It is with a slightly heavy heart – no doubt partly fuelled by envy – that we note the sale ofYouTube
This is to say nothing against the video sharing site or its now unfeasibly wealthy founders. It provides a fine service to teenaged skateboarders showing off to their friends and those who want to catch up on yesterday’s goals.
The fact is, however, that YouTube has been deemed worth the best part of £900m on the basis of a good idea and a few months worth of explosive visitor growth. How it will recoup its massive investment is anybody’s guess.
The sale has produced much excited talk of a ‘renaissance’ of the entrepreneurial spirit that fuelled the dotcom boom years of the late 1990s.
This is where the heart begins to sink.
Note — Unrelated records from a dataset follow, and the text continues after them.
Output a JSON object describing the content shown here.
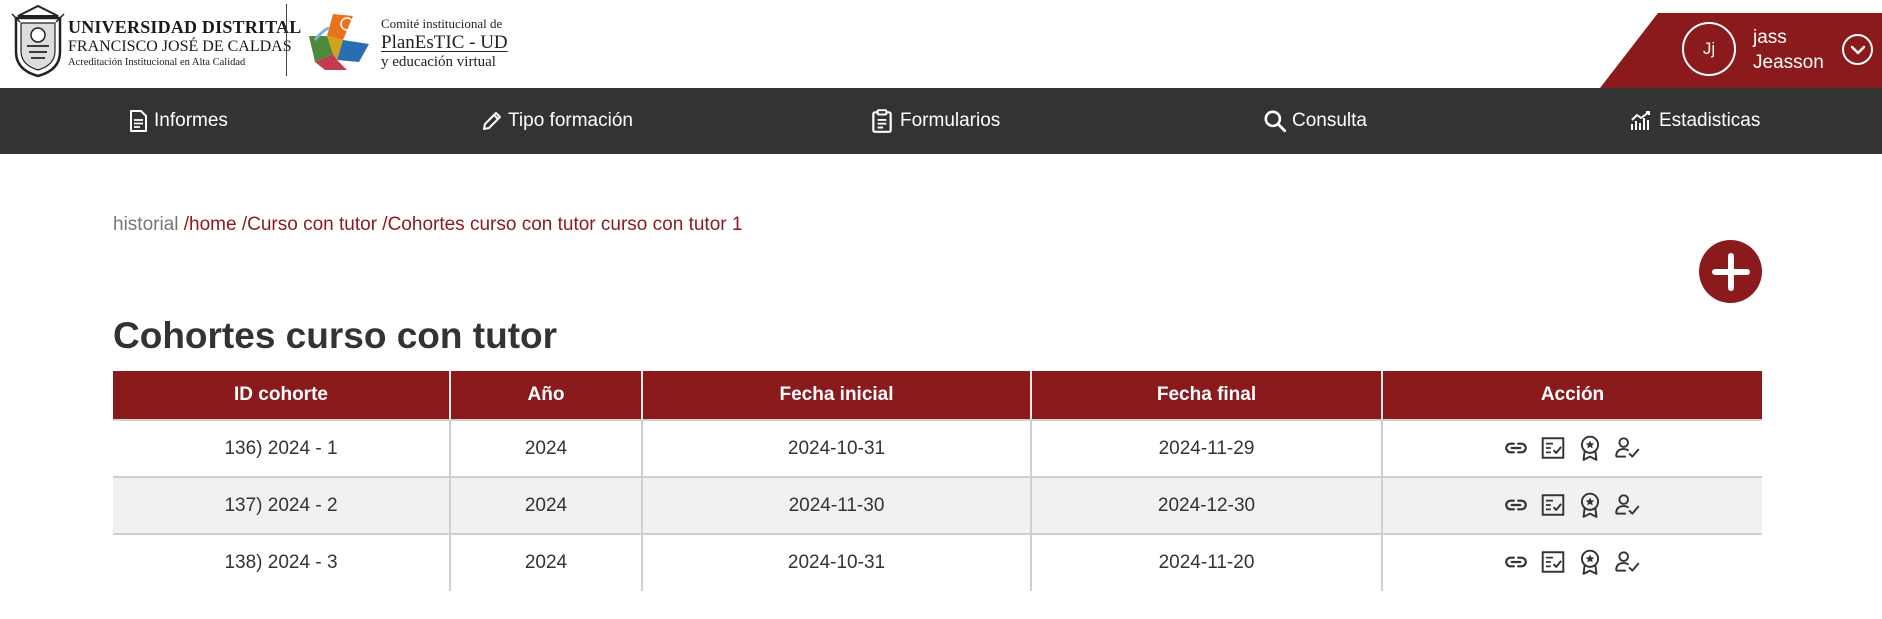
{
  "header": {
    "university": {
      "line1": "UNIVERSIDAD DISTRITAL",
      "line2": "FRANCISCO JOSÉ DE CALDAS",
      "line3": "Acreditación Institucional en Alta Calidad"
    },
    "committee": {
      "line1": "Comité institucional de",
      "line2": "PlanEsTIC - UD",
      "line3": "y educación virtual"
    },
    "user": {
      "initials": "Jj",
      "first_name": "jass",
      "last_name": "Jeasson"
    }
  },
  "nav": {
    "items": [
      {
        "label": "Informes",
        "icon": "document-icon"
      },
      {
        "label": "Tipo formación",
        "icon": "pencil-icon"
      },
      {
        "label": "Formularios",
        "icon": "clipboard-icon"
      },
      {
        "label": "Consulta",
        "icon": "search-icon"
      },
      {
        "label": "Estadisticas",
        "icon": "stats-icon"
      }
    ]
  },
  "breadcrumb": {
    "history_label": "historial",
    "items": [
      " /home",
      " /Curso con tutor",
      " /Cohortes curso con tutor curso con tutor 1"
    ]
  },
  "page": {
    "title": "Cohortes curso con tutor"
  },
  "table": {
    "columns": [
      "ID cohorte",
      "Año",
      "Fecha inicial",
      "Fecha final",
      "Acción"
    ],
    "rows": [
      {
        "id": "136) 2024 - 1",
        "year": "2024",
        "start": "2024-10-31",
        "end": "2024-11-29"
      },
      {
        "id": "137) 2024 - 2",
        "year": "2024",
        "start": "2024-11-30",
        "end": "2024-12-30"
      },
      {
        "id": "138) 2024 - 3",
        "year": "2024",
        "start": "2024-10-31",
        "end": "2024-11-20"
      }
    ],
    "action_icons": [
      "link-icon",
      "checklist-icon",
      "award-icon",
      "user-check-icon"
    ]
  },
  "colors": {
    "brand_red": "#8b1a1c",
    "nav_bg": "#333333",
    "link_red": "#8a1a1e"
  }
}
Here is one renaissance we could do without, at least if it going to once again siphon much-needed investment capital away from the early-stage engineering-led firms that will form the backbone of the UK’s future technology economy.
Those who believe that technology should actually include some technology are only just shaking off the guilt by association they suffered during the years when the last dotcom bubble burst.
Half a decade of painstaking work explaining to potential investors that a genuine technology business is founded on real-world engineering and science, not a snazzy website and a good though unproven idea, could be undone in an instant.
Some commentators have made reassuring noises to the effect that investors will not sanction a return to the bad old days when any gimmick was worth millions and the slower, painstaking R&D work of a real technology venture looked pedestrian and unattractive by comparison.
We must hope that they are right, and that the YouTube deal is not the start of another bout of dotcom madness. The last time around, our genuine technology businesses suffered in the fall out. There is simply too much at stake to contemplate a repeat performance.